I'm not sure where the idea came from, but it probably is a "meme" current among Christian qabbalists and not among Jewish qabbalists fluent in rabbinic Hebrew. It would be strange for someone knowledgeable of Hebrew to not realize that the name derives from the root ys' (yod - shin - 'ayin) "to save"; yhws' means "Yahweh is salvation".
The original spelling that I gave in Joshua, yhws' (pronounced Yehoshu'a), then underwent change in post-exilic Hebrew. Thus in Nehemiah 8:17 and Zechariah, we find the name shortened to yws' (or Yoshu'a), with the medial he deleted. Then, in the Dead Sea Scrolls from the first century BC and the first century AD, the name is shortened again to ys' (or Yeshu'a), a development that obliterated the original theophoric element and made the name superficially identical to the verbal root ys' (cf. 1QH 15:15, fr. 18:5). Throughout the whole process, the 'ayin formed part of the name.
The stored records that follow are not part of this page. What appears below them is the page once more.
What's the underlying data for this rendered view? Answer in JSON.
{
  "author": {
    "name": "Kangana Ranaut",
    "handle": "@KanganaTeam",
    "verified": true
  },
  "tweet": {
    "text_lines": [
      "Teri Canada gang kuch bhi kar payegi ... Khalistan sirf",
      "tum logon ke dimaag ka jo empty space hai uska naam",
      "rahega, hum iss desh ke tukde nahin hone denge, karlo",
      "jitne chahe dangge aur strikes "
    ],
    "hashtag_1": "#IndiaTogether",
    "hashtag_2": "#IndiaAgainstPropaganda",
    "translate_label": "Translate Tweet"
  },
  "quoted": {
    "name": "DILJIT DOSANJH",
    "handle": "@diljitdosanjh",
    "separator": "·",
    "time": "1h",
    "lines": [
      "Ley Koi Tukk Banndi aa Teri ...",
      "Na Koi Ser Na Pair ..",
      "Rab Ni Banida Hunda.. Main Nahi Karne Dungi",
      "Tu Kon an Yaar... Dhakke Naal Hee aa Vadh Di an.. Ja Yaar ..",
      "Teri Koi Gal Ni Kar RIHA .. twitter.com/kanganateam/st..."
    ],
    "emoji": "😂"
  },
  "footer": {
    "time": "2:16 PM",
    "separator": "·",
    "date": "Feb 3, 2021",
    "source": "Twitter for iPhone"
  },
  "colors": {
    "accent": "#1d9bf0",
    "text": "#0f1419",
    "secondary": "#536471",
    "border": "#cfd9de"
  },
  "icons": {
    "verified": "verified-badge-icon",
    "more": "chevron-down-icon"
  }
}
The form yhswh never existed in Hebrew, at least as a version of "Joshua" or "Jesus," and it looks like a naive error made by those unfamiliar with Hebrew.